→ What is needed
Go through the entries below and return every line that contains "Reference".

* * * * *

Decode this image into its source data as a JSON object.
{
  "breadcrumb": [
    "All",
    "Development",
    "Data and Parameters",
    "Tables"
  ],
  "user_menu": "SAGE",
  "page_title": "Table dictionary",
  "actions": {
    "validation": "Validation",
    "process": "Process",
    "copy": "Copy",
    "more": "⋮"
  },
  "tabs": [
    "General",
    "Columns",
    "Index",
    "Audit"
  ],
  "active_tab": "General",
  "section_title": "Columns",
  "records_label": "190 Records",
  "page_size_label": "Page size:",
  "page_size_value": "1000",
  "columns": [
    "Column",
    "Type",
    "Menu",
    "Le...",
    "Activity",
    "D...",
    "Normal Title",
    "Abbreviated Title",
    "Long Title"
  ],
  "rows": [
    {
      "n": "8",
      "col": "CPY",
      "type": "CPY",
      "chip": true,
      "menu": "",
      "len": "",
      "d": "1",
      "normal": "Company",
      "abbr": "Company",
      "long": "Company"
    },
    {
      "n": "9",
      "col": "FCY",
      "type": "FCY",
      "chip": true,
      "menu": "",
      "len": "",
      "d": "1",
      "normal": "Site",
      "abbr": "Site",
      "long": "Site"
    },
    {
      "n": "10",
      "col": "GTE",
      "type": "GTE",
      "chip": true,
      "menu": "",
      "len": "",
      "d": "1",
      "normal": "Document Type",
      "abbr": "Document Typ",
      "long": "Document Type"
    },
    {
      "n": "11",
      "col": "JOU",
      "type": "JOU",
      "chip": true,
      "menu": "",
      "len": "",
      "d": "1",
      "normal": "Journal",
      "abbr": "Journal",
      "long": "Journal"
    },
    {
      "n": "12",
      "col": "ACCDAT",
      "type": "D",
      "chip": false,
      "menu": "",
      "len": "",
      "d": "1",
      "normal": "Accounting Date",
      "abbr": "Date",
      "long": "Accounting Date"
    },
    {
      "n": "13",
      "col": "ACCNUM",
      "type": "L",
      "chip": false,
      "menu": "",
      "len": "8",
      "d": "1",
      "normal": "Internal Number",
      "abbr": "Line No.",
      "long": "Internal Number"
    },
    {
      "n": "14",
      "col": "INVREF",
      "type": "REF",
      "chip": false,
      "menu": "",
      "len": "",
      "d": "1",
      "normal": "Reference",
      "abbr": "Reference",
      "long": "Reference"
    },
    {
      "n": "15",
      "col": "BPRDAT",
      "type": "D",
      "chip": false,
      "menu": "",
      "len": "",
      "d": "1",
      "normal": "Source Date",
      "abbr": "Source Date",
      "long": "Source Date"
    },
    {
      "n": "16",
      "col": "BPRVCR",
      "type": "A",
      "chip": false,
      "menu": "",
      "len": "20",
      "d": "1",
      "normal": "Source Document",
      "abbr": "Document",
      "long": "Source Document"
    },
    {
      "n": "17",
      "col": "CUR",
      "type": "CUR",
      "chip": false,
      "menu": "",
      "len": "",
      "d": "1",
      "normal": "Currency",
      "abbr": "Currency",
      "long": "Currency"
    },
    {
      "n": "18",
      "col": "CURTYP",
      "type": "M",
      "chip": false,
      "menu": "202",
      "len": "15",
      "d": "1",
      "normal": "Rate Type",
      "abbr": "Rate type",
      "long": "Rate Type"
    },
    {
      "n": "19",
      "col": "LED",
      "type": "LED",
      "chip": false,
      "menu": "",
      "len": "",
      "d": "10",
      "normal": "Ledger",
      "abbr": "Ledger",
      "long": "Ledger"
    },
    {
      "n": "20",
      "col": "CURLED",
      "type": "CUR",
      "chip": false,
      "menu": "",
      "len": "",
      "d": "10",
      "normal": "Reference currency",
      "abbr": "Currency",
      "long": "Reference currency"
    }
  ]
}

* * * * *

→ Solution for this problem
      "normal": "Reference",
      "abbr": "Reference",
      "long": "Reference"
      "normal": "Reference currency",
      "long": "Reference currency"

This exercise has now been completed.